→ About this exercise:
When a line in the entries contains the word "icon", copy that line in full.

→ Given records:
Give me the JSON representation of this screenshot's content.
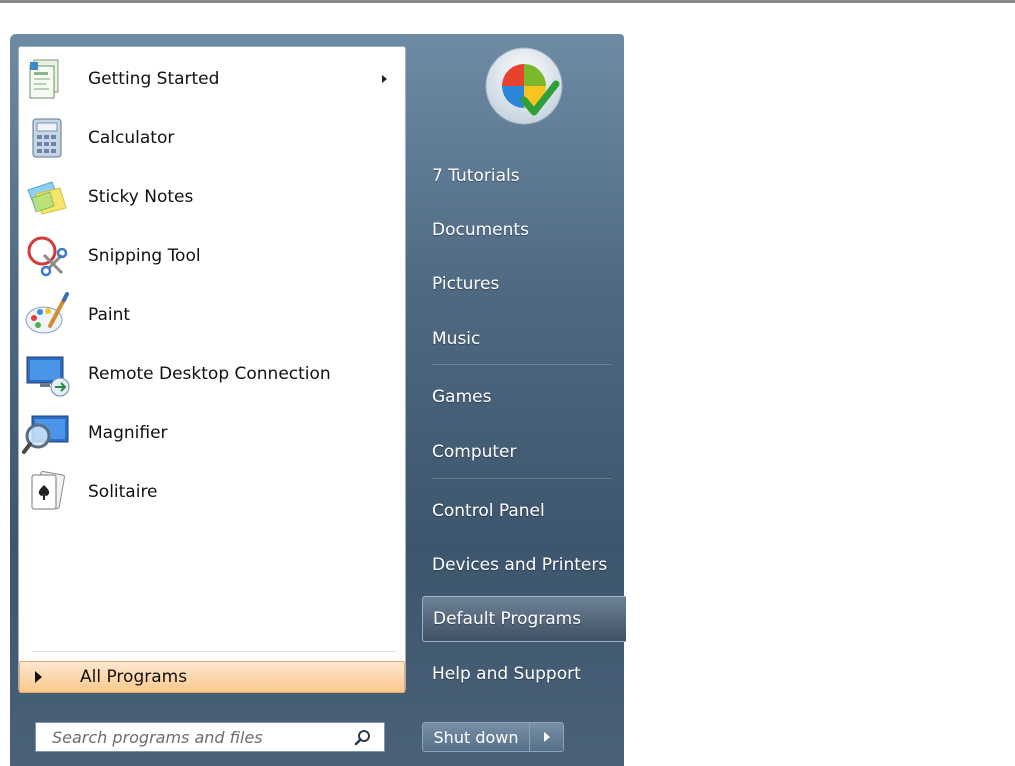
{
  "programs": [
    {
      "label": "Getting Started",
      "icon": "getting-started-icon",
      "has_submenu": true
    },
    {
      "label": "Calculator",
      "icon": "calculator-icon"
    },
    {
      "label": "Sticky Notes",
      "icon": "sticky-notes-icon"
    },
    {
      "label": "Snipping Tool",
      "icon": "snipping-tool-icon"
    },
    {
      "label": "Paint",
      "icon": "paint-icon"
    },
    {
      "label": "Remote Desktop Connection",
      "icon": "remote-desktop-icon"
    },
    {
      "label": "Magnifier",
      "icon": "magnifier-icon"
    },
    {
      "label": "Solitaire",
      "icon": "solitaire-icon"
    }
  ],
  "all_programs": {
    "label": "All Programs"
  },
  "search": {
    "placeholder": "Search programs and files"
  },
  "right_items": [
    {
      "label": "7 Tutorials"
    },
    {
      "label": "Documents"
    },
    {
      "label": "Pictures"
    },
    {
      "label": "Music"
    },
    {
      "label": "Games"
    },
    {
      "label": "Computer"
    },
    {
      "label": "Control Panel"
    },
    {
      "label": "Devices and Printers"
    },
    {
      "label": "Default Programs",
      "highlighted": true
    },
    {
      "label": "Help and Support"
    }
  ],
  "shutdown": {
    "label": "Shut down"
  },
  "colors": {
    "menu_bg_top": "#6e8ba6",
    "menu_bg_bottom": "#3d566d",
    "all_programs_highlight": "#fbc98c"
  }
}
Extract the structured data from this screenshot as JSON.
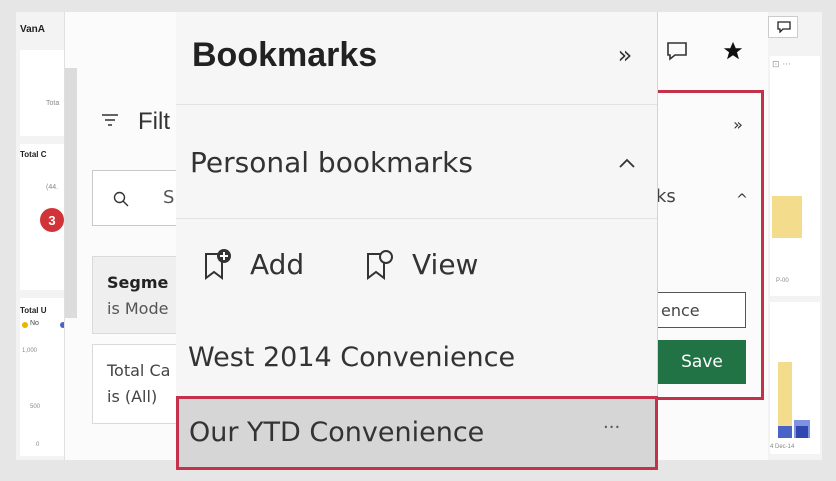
{
  "report": {
    "title_fragment": "VanA",
    "card_total_label": "Tota",
    "total_c_label": "Total C",
    "total_c_value": "(44.",
    "badge_count": "3",
    "total_u_label": "Total U",
    "legend_no": "No",
    "y_ticks": [
      "1,000",
      "500",
      "0"
    ],
    "axis_label_p": "P-00",
    "axis_label_dec": "4  Dec-14"
  },
  "filters": {
    "title_fragment": "Filt",
    "search_fragment": "S",
    "card1_title": "Segme",
    "card1_sub": "is Mode",
    "card2_title": "Total Ca",
    "card2_sub": "is (All)"
  },
  "bookmarks_back": {
    "section_fragment": "ks",
    "input_fragment": "ence",
    "save_label": "Save"
  },
  "bookmarks": {
    "title": "Bookmarks",
    "section_title": "Personal bookmarks",
    "add_label": "Add",
    "view_label": "View",
    "items": [
      {
        "label": "West 2014 Convenience"
      },
      {
        "label": "Our YTD Convenience",
        "more": "···"
      }
    ]
  },
  "colors": {
    "accent_red": "#c4314b",
    "save_green": "#217346",
    "badge_red": "#d13438",
    "chart_yellow": "#f4dc8d",
    "chart_blue": "#4a63c9"
  }
}
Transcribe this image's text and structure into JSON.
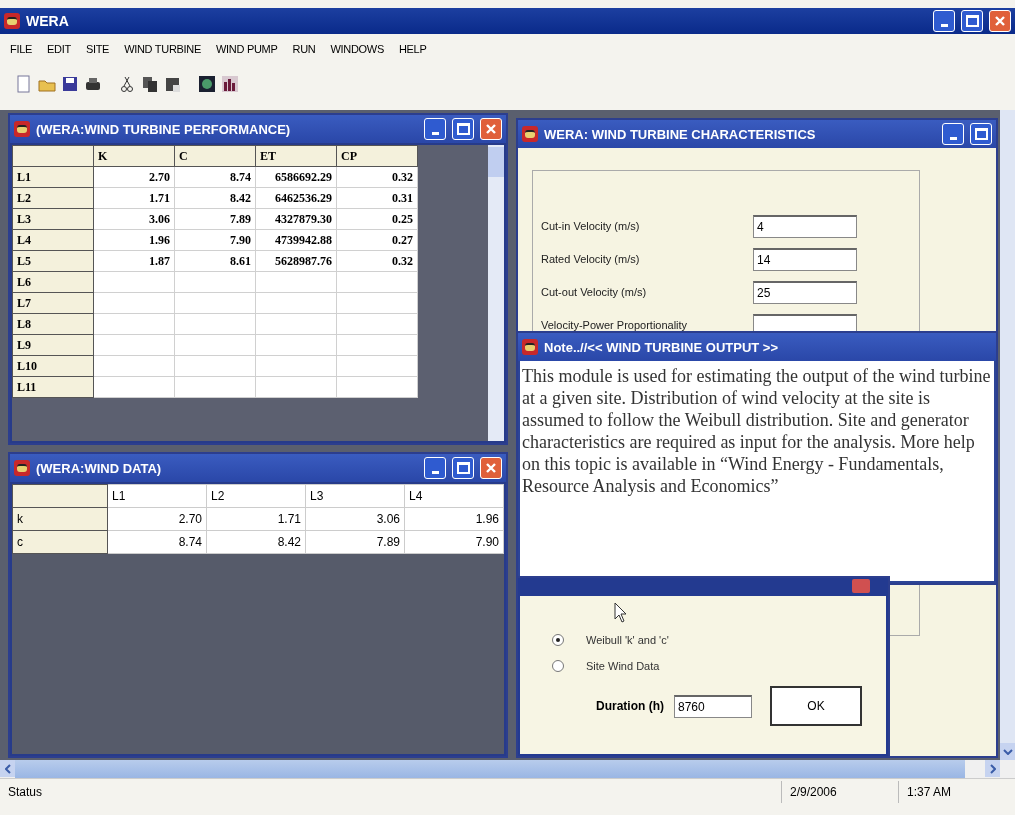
{
  "window": {
    "title": "WERA"
  },
  "menu": [
    "FILE",
    "EDIT",
    "SITE",
    "WIND TURBINE",
    "WIND PUMP",
    "RUN",
    "WINDOWS",
    "HELP"
  ],
  "performance_window": {
    "title": "(WERA:WIND TURBINE PERFORMANCE)",
    "columns": [
      "K",
      "C",
      "ET",
      "CP"
    ],
    "rows": [
      {
        "label": "L1",
        "cells": [
          "2.70",
          "8.74",
          "6586692.29",
          "0.32"
        ]
      },
      {
        "label": "L2",
        "cells": [
          "1.71",
          "8.42",
          "6462536.29",
          "0.31"
        ]
      },
      {
        "label": "L3",
        "cells": [
          "3.06",
          "7.89",
          "4327879.30",
          "0.25"
        ]
      },
      {
        "label": "L4",
        "cells": [
          "1.96",
          "7.90",
          "4739942.88",
          "0.27"
        ]
      },
      {
        "label": "L5",
        "cells": [
          "1.87",
          "8.61",
          "5628987.76",
          "0.32"
        ]
      },
      {
        "label": "L6"
      },
      {
        "label": "L7"
      },
      {
        "label": "L8"
      },
      {
        "label": "L9"
      },
      {
        "label": "L10"
      },
      {
        "label": "L11"
      }
    ]
  },
  "wind_data_window": {
    "title": "(WERA:WIND DATA)",
    "columns": [
      "L1",
      "L2",
      "L3",
      "L4"
    ],
    "rows": [
      {
        "label": "k",
        "cells": [
          "2.70",
          "1.71",
          "3.06",
          "1.96"
        ]
      },
      {
        "label": "c",
        "cells": [
          "8.74",
          "8.42",
          "7.89",
          "7.90"
        ]
      }
    ]
  },
  "characteristics_window": {
    "title": "WERA: WIND TURBINE CHARACTERISTICS",
    "fields": [
      {
        "label": "Cut-in Velocity (m/s)",
        "value": "4"
      },
      {
        "label": "Rated Velocity (m/s)",
        "value": "14"
      },
      {
        "label": "Cut-out Velocity (m/s)",
        "value": "25"
      },
      {
        "label": "Velocity-Power Proportionality"
      }
    ]
  },
  "note_window": {
    "title": "Note..//<< WIND TURBINE OUTPUT >>",
    "text": "This module is used for estimating the output of the wind turbine at a given site. Distribution of wind velocity at the site is assumed to follow the Weibull distribution. Site and generator characteristics are required as input for the analysis. More help on this topic is available in “Wind Energy - Fundamentals, Resource Analysis and Economics”"
  },
  "input_dialog": {
    "options": [
      {
        "label": "Weibull 'k' and 'c'",
        "selected": true
      },
      {
        "label": "Site Wind Data",
        "selected": false
      }
    ],
    "duration": {
      "label": "Duration (h)",
      "value": "8760"
    },
    "ok": "OK"
  },
  "status_bar": {
    "status": "Status",
    "date": "2/9/2006",
    "time": "1:37 AM"
  }
}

→ Solution to this exercise:
      "icon": "getting-started-icon",
      "icon": "calculator-icon"
      "icon": "sticky-notes-icon"
      "icon": "snipping-tool-icon"
      "icon": "paint-icon"
      "icon": "remote-desktop-icon"
      "icon": "magnifier-icon"
      "icon": "solitaire-icon"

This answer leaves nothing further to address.